A retrofitted dust collector stands out from the geometry of the roofline.
This room on the top floor of one of the oldest buildings has seemingly not changed since it was adapted for employee use. Some sections of the hospital were adapted for staff to live in. Paying Patient Ward–where capable patients were separated from wards of the state.
When the ship loaders were added, a doorway was cut through the metal silo to make a room for the grain handling equipment. Note the dust sensor in the corner of the torch-cut archway.
Although the floors are pretty warped, I can’t imagine one could do many tricks off of them.
The Blacksmith Shop (right) was connected to the Bunk House (left) via this narrow walkway. This is likely due to the fire risk in each building. The left building had a cooking stove and furnace for heat and the right building had a small industrial furnace to repair mining equipment.
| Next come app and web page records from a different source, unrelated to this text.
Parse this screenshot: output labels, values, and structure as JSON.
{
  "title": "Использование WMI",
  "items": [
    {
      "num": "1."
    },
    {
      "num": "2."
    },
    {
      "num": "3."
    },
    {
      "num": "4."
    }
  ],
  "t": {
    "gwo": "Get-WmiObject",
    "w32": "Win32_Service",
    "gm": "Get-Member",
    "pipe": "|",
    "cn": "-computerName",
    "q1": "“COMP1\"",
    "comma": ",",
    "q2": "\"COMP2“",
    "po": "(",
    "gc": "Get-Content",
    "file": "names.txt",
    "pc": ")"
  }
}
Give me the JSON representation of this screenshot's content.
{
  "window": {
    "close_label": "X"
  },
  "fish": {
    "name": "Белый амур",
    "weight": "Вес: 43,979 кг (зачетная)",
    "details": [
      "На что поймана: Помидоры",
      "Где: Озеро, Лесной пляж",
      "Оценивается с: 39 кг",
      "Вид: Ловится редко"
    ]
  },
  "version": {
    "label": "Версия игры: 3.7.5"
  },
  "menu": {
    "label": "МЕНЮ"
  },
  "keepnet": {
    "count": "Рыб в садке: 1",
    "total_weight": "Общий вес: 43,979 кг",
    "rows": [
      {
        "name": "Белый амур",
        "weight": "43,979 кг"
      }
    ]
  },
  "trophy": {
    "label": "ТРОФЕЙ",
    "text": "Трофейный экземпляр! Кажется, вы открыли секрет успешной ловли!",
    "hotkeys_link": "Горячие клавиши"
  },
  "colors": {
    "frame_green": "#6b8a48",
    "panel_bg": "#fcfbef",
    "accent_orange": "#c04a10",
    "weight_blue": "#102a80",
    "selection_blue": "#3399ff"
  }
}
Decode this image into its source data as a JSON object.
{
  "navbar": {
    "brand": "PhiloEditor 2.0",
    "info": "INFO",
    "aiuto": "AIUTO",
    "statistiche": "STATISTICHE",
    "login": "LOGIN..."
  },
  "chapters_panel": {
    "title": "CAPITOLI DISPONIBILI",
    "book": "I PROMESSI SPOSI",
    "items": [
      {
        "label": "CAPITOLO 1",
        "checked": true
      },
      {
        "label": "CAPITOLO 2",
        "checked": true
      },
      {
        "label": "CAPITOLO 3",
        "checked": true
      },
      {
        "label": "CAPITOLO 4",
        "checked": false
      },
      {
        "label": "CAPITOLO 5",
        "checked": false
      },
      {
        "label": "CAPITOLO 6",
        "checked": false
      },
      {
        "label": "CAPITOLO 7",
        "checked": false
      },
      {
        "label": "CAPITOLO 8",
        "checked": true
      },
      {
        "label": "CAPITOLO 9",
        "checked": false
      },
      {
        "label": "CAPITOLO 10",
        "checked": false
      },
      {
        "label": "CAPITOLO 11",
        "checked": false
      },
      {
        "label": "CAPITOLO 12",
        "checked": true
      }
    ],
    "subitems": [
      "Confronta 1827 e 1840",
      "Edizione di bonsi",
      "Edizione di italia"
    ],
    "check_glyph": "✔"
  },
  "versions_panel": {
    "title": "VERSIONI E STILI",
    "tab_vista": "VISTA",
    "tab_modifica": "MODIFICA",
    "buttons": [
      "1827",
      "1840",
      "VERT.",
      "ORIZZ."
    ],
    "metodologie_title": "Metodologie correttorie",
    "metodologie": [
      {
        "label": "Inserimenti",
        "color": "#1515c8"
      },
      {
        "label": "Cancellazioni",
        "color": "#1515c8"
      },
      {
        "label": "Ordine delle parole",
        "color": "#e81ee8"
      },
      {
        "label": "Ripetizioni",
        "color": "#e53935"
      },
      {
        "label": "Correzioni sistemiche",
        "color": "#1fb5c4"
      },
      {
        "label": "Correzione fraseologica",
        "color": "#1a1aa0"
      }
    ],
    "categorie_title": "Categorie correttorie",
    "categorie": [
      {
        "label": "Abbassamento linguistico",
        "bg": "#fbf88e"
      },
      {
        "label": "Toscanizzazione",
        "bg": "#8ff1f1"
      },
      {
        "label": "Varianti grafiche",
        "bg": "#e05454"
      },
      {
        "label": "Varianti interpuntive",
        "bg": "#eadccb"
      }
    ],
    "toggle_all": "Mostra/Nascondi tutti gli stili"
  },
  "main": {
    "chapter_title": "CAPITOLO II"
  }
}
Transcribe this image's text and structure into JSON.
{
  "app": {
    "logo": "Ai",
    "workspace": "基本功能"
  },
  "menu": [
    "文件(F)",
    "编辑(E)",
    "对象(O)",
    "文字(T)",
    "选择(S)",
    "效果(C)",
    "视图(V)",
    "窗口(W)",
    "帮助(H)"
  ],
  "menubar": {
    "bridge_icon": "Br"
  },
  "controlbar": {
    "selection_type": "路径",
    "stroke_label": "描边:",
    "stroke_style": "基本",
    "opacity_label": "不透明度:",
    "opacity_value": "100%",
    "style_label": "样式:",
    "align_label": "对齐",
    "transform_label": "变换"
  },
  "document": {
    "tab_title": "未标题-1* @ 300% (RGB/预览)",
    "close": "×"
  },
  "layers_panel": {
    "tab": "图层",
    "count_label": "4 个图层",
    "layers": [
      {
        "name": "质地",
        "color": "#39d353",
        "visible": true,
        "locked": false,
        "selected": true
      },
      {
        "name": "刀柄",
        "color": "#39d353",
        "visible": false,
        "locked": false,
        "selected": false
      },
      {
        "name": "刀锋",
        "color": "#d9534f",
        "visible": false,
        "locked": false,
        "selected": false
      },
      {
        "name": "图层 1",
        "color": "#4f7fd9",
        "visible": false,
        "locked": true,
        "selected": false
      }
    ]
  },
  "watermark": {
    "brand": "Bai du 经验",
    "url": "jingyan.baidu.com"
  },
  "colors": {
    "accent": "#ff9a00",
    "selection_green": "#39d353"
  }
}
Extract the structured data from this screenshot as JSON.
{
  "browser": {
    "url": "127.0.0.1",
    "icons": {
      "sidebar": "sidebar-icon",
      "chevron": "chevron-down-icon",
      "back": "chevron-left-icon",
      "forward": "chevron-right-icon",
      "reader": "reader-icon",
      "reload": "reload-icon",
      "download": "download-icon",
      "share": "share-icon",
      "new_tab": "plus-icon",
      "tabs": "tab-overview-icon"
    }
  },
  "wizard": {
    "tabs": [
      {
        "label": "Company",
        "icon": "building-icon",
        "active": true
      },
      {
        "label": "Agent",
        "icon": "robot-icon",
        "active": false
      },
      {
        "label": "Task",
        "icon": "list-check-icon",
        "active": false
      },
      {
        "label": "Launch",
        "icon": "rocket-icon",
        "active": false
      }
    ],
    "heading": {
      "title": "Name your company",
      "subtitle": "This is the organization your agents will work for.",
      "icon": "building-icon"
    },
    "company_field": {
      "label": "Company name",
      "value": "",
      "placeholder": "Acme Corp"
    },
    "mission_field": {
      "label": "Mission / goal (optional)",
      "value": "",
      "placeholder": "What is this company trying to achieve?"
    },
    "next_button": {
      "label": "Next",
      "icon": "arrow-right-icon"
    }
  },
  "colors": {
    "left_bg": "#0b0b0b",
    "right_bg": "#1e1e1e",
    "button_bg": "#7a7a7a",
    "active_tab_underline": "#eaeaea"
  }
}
A little walkway would mean that a fire on one side would be easier to fight from the other.
These aluminum powder kegs were forgotten in storage.
This building is now being used to grow fish.
The corner of Clyde on Michigan Street looked like it had been sealed a long time.